The movement of a flag made of piezoelectric elements could be used to convert the wind’s mechanical energy into electrical power. In a steady wind flow, instabilities arising from the flag-wind interaction can lead to self-sustained flapping, which generates current in a coupled output circuit, as shown by a number of recent studies. However, the design of an optimal circuit remains a challenge: The circuit can induce a feedback coupling to the piezoelectric material, which, under some conditions, hinders flapping and lowers device efficiency. Yifan Xia, from École Polytechnique, France, and colleagues have now calculated that with an optimized resonant circuit, stable flapping motion, robust to velocity fluctuations, can be achieved at lower flow velocities than in previous studies. The scheme could open the way to efficient piezoelectric technologies that can harvest energy from a wide range of fluids (wind, tides, rivers, etc.)

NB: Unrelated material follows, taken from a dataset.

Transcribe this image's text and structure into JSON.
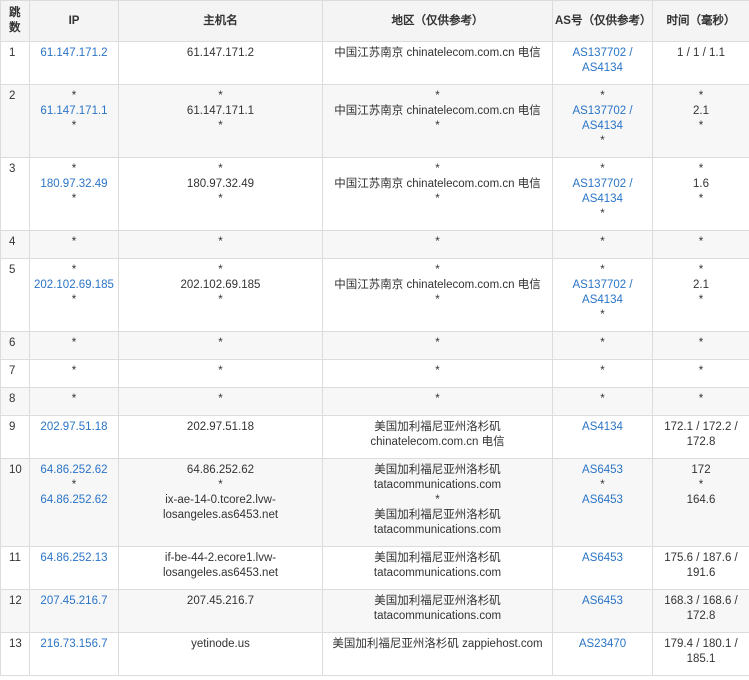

The authors modeled a simple plane flag covered on both surfaces with piezoelectric patches and connected to a resonant circuit containing inductive and resistive elements. They found that when the flapping frequency was close to the natural frequency of the circuit, the two frequencies locked-in and the whole system resonated. By proper choice of the circuit’s frequency, the amplitude of the flapping and the energy output could be maximized. The frequency lock-in had two other advantages. First, it made flapping and energy harvest more robust: Small fluid velocity fluctuations, which could have shifted the flapping frequency, making it unstable, had little effect. Second, flapping could be induced at lower fluid velocities, at which the flag otherwise would not have flapped, extending the wind-velocity range suitable for energy harvesting.
This research is published in Physical Review Applied.